_Exercise_
Needed from the entries below: every line that holds the word "label".

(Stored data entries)
***

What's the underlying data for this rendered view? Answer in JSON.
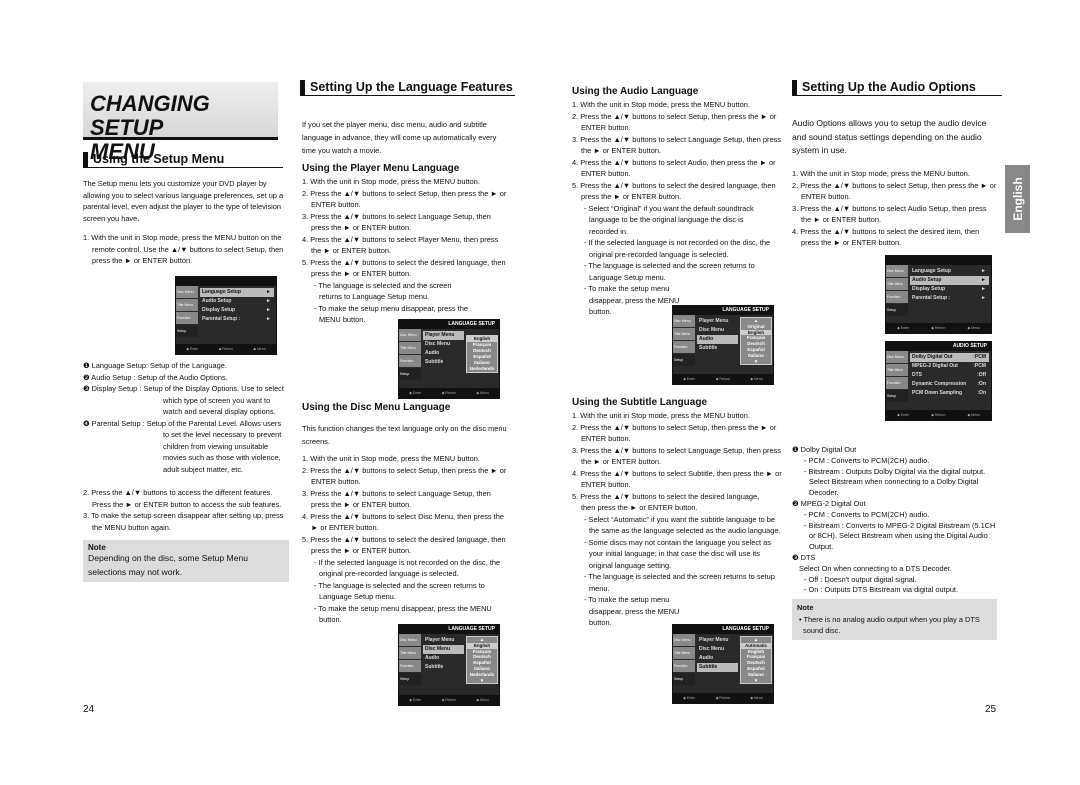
{
  "left_page": {
    "title_line1": "CHANGING SETUP",
    "title_line2": "MENU",
    "section_heading": "Using the Setup Menu",
    "intro": "The Setup menu lets you customize your DVD player by allowing you to select various language preferences, set up a parental level, even adjust the player to the type of television screen you have.",
    "step1": "1. With the unit in Stop mode, press the MENU button on the remote control. Use the ▲/▼ buttons to select Setup, then press the ► or ENTER button.",
    "definitions": [
      "❶ Language Setup: Setup of the Language.",
      "❷ Audio Setup : Setup of the Audio Options.",
      "❸ Display Setup : Setup of the Display Options. Use to select which type of screen you want to watch and several display options.",
      "❹ Parental Setup : Setup of the Parental Level. Allows users to set the level necessary to prevent children from viewing unsuitable movies such as those with violence, adult subject matter, etc."
    ],
    "step2": "2. Press the ▲/▼ buttons to access the different features. Press the ► or ENTER button to access the sub features.",
    "step3": "3. To make the setup screen disappear after setting up, press the MENU button again.",
    "note_title": "Note",
    "note_text": "Depending on the disc, some Setup Menu selections may not work.",
    "page_number": "24"
  },
  "setup_menu": {
    "side": [
      "Disc Menu",
      "Title Menu",
      "Function",
      "Setup"
    ],
    "items": [
      "Language Setup",
      "Audio Setup",
      "Display Setup",
      "Parental Setup :"
    ],
    "footer": [
      "◆ Enter",
      "◆ Return",
      "◆ Menu"
    ]
  },
  "language_features": {
    "heading": "Setting Up the Language Features",
    "intro": "If you set the player menu, disc menu, audio and subtitle language in advance, they will come up automatically every time you watch a movie.",
    "player_menu": {
      "heading": "Using the Player Menu Language",
      "steps": [
        "1. With the unit in Stop mode, press the MENU button.",
        "2. Press the ▲/▼ buttons to select Setup, then press the ► or ENTER button.",
        "3. Press the ▲/▼ buttons to select Language Setup, then press the ► or ENTER button.",
        "4. Press the ▲/▼ buttons to select Player Menu, then press the ► or ENTER button.",
        "5. Press the ▲/▼ buttons to select the desired language, then press the ► or ENTER button."
      ],
      "subs": [
        "- The language is selected and the screen returns to Language Setup menu.",
        "- To make the setup menu disappear, press the MENU button."
      ]
    },
    "disc_menu": {
      "heading": "Using the Disc Menu Language",
      "intro": "This function changes the text language only on the disc menu screens.",
      "steps": [
        "1. With the unit in Stop mode, press the MENU button.",
        "2. Press the ▲/▼ buttons to select Setup, then press the ► or ENTER button.",
        "3. Press the ▲/▼ buttons to select Language Setup, then press the ► or ENTER button.",
        "4. Press the ▲/▼ buttons to select Disc Menu, then press the ► or ENTER button.",
        "5. Press the ▲/▼ buttons to select the desired language, then press the ► or ENTER button."
      ],
      "subs": [
        "- If the selected language is not recorded on the disc, the original pre-recorded language is selected.",
        "- The language is selected and the screen returns to Language Setup menu.",
        "- To make the setup menu disappear, press the MENU button."
      ]
    }
  },
  "lang_menu": {
    "header": "LANGUAGE SETUP",
    "items": [
      "Player Menu",
      "Disc Menu",
      "Audio",
      "Subtitle"
    ],
    "player_opts": [
      "English",
      "Français",
      "Deutsch",
      "Español",
      "Italiano",
      "Nederlands"
    ],
    "disc_opts": [
      "▲",
      "English",
      "Français",
      "Deutsch",
      "Español",
      "Italiano",
      "Nederlands",
      "▼"
    ],
    "audio_opts": [
      "▲",
      "Original",
      "English",
      "Français",
      "Deutsch",
      "Español",
      "Italiano",
      "▼"
    ],
    "subtitle_opts": [
      "▲",
      "Automatic",
      "English",
      "Français",
      "Deutsch",
      "Español",
      "Italiano",
      "▼"
    ]
  },
  "audio_language": {
    "heading": "Using the Audio Language",
    "steps": [
      "1. With the unit in Stop mode, press the MENU button.",
      "2. Press the ▲/▼ buttons to select Setup, then press the ► or ENTER button.",
      "3. Press the ▲/▼ buttons to select Language Setup, then press the ► or ENTER button.",
      "4. Press the ▲/▼ buttons to select Audio, then press the ► or ENTER button.",
      "5. Press the ▲/▼ buttons to select the desired language, then press the ► or ENTER button."
    ],
    "subs": [
      "- Select “Original” if you want the default soundtrack language to be the original language the disc is recorded in.",
      "- If the selected language is not recorded on the disc, the original pre-recorded language is selected.",
      "- The language is selected and the screen returns to Language Setup menu.",
      "- To make the setup menu disappear, press the MENU button."
    ]
  },
  "subtitle_language": {
    "heading": "Using the Subtitle Language",
    "steps": [
      "1. With the unit in Stop mode, press the MENU button.",
      "2. Press the ▲/▼ buttons to select Setup, then press the ► or ENTER button.",
      "3. Press the ▲/▼ buttons to select Language Setup, then press the ► or ENTER button.",
      "4. Press the ▲/▼ buttons to select Subtitle, then press the ► or ENTER button.",
      "5. Press the ▲/▼ buttons to select the desired language, then press the ► or ENTER button."
    ],
    "subs": [
      "- Select “Automatic” if you want the subtitle language to be the same as the language selected as the audio language.",
      "- Some discs may not contain the language you select as your initial language; in that case the disc will use its original language setting.",
      "- The language is selected and the screen returns to setup menu.",
      "- To make the setup menu disappear, press the MENU button."
    ]
  },
  "audio_options": {
    "heading": "Setting Up the Audio Options",
    "intro": "Audio Options allows you to setup the audio device and sound status settings depending on the audio system in use.",
    "steps": [
      "1. With the unit in Stop mode, press the MENU button.",
      "2. Press the ▲/▼ buttons to select Setup, then press the ► or ENTER button.",
      "3. Press the ▲/▼ buttons to select Audio Setup, then press the ► or ENTER button.",
      "4. Press the ▲/▼ buttons to select the desired item, then press the ► or ENTER button."
    ],
    "audio_menu_header": "AUDIO SETUP",
    "audio_menu_items": [
      {
        "label": "Dolby Digital Out",
        "value": ":PCM"
      },
      {
        "label": "MPEG-2 Digital Out",
        "value": ":PCM"
      },
      {
        "label": "DTS",
        "value": ":Off"
      },
      {
        "label": "Dynamic Compression",
        "value": ":On"
      },
      {
        "label": "PCM Down Sampling",
        "value": ":On"
      }
    ],
    "details": [
      "❶ Dolby Digital Out",
      "- PCM : Converts to PCM(2CH) audio.",
      "- Bitstream : Outputs Dolby Digital via the digital output. Select Bitstream when connecting to a Dolby Digital Decoder.",
      "❷ MPEG-2 Digital Out",
      "- PCM : Converts to PCM(2CH) audio.",
      "- Bitstream : Converts to MPEG-2 Digital Bitstream (5.1CH or 8CH). Select Bitstream when using the Digital Audio Output.",
      "❸ DTS",
      "Select On when connecting to a DTS Decoder.",
      "- Off : Doesn't output digital signal.",
      "- On : Outputs DTS Bitstream via digital output."
    ],
    "note_title": "Note",
    "note_text": "• There is no analog audio output when you play a DTS sound disc."
  },
  "side_tab": "English",
  "right_page_number": "25"
}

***

_Response area_
        "label": "Dolby Digital Out",
        "label": "MPEG-2 Digital Out",
        "label": "DTS",
        "label": "Dynamic Compression",
        "label": "PCM Down Sampling",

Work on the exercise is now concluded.